=== Section Start ===
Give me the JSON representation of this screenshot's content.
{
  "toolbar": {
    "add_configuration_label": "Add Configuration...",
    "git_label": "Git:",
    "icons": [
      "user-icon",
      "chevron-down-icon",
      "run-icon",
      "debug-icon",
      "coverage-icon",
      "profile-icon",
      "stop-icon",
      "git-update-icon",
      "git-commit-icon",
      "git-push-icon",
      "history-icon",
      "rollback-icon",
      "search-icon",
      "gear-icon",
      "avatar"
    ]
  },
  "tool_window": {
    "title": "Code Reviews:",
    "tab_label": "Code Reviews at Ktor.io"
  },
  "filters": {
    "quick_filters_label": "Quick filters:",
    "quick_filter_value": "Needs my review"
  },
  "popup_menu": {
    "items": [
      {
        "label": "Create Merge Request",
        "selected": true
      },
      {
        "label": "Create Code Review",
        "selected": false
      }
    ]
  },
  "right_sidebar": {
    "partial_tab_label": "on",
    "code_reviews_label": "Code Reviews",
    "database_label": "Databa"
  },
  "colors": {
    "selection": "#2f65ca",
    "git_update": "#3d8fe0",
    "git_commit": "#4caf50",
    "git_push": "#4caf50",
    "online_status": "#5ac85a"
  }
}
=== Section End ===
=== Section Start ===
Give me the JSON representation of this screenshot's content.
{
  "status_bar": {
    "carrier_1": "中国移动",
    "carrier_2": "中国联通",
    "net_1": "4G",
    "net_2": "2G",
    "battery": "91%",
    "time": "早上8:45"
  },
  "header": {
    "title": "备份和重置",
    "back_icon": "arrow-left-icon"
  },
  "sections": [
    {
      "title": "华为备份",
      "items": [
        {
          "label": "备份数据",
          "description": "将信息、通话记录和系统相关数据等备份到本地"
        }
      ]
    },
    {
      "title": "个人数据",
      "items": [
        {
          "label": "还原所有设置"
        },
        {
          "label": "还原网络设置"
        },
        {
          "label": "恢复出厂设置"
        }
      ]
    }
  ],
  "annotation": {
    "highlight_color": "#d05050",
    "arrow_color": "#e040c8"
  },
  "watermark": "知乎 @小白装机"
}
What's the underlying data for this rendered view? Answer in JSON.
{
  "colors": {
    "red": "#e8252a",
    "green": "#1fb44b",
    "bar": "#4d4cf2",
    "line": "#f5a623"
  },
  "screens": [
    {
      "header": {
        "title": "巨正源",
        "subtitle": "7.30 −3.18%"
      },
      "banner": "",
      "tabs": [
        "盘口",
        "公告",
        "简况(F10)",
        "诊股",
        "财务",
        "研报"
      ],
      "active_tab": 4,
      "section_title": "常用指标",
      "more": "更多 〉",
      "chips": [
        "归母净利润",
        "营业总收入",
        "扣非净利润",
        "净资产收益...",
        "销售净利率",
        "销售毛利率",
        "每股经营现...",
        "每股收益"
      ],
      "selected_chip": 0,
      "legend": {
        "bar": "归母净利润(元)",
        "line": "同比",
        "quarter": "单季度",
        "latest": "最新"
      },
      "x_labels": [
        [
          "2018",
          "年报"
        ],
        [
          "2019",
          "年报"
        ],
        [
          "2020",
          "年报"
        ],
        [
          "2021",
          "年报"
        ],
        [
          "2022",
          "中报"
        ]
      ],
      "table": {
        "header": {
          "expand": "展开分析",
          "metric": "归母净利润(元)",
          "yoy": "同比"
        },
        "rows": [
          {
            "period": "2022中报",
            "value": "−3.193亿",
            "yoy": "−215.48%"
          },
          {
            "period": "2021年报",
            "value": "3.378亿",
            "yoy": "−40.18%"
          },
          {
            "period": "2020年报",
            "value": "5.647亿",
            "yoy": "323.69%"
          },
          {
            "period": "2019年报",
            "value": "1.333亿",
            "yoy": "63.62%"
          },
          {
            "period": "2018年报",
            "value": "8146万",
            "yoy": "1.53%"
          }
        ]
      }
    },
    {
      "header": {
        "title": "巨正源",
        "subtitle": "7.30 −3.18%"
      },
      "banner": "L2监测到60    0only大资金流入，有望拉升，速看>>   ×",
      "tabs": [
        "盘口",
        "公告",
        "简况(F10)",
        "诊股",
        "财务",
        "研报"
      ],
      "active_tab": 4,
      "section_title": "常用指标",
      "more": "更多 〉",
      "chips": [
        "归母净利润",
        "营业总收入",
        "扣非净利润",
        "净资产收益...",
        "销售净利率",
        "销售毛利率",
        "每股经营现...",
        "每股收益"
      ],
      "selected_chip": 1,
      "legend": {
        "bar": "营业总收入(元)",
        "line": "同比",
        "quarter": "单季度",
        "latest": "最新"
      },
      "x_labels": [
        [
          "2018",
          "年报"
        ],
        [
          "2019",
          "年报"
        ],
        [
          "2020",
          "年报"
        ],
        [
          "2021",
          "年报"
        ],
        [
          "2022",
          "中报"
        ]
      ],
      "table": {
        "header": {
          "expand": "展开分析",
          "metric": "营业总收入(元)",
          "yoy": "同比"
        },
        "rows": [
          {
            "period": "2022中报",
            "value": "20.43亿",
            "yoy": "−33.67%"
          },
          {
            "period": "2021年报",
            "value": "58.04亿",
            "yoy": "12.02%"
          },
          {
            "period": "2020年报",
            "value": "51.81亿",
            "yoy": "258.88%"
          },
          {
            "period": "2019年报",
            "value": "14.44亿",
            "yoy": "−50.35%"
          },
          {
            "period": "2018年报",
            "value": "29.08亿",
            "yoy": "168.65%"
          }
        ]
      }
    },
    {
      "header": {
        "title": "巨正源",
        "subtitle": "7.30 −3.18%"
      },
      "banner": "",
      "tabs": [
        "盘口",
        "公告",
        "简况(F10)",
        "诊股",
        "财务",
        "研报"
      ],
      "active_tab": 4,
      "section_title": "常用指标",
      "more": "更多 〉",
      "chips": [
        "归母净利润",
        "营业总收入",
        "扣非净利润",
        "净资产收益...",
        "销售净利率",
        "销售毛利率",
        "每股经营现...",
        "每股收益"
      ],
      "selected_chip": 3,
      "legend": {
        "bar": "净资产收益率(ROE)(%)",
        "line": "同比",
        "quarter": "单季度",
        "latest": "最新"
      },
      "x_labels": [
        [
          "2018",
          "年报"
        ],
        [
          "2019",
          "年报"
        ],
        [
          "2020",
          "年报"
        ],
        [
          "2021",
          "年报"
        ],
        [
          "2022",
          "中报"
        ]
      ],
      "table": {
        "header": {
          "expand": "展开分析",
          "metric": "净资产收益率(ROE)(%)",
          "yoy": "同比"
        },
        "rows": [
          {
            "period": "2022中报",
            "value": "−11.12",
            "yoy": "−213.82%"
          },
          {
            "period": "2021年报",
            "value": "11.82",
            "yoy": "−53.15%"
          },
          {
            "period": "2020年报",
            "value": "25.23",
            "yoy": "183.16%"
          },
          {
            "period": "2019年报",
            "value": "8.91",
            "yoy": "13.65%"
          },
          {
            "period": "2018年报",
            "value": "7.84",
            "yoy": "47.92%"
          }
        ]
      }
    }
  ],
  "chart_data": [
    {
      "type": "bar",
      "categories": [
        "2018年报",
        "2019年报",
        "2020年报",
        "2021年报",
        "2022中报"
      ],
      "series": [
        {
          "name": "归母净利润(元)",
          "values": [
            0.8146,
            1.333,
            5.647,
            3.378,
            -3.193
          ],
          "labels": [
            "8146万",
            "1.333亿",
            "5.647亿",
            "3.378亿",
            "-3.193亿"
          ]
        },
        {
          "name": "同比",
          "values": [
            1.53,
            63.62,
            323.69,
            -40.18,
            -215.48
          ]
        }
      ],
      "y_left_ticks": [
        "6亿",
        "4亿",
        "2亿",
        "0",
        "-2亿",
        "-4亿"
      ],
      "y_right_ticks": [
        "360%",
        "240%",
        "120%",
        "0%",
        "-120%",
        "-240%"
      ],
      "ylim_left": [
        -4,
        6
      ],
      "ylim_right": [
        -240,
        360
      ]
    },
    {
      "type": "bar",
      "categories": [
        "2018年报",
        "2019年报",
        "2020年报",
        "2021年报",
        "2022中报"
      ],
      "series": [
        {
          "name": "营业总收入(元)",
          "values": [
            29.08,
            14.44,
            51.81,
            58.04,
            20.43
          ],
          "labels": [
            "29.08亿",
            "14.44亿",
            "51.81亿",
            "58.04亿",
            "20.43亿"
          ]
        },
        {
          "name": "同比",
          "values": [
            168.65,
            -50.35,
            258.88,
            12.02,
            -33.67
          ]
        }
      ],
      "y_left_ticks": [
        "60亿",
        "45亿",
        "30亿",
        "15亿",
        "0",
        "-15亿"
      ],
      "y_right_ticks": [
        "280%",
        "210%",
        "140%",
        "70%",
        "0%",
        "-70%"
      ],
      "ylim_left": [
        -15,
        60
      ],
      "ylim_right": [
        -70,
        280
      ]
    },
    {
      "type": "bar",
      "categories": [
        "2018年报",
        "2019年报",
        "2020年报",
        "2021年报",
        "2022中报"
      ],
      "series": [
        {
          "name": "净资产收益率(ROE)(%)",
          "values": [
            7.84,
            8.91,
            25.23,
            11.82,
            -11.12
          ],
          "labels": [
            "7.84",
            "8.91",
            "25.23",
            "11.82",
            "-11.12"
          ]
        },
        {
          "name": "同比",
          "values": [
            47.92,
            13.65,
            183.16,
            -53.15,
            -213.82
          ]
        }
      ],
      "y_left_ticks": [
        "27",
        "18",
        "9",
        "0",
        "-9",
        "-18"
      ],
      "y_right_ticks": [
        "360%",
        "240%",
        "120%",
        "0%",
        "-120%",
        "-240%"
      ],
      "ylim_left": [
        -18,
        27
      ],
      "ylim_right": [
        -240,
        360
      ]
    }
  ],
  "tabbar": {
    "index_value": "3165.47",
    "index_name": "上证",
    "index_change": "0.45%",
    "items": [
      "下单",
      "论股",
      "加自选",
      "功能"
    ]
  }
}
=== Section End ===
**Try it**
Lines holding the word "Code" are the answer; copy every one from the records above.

**Answer to this task**
    "title": "Code Reviews:",
    "tab_label": "Code Reviews at Ktor.io"
        "label": "Create Code Review",
    "code_reviews_label": "Code Reviews",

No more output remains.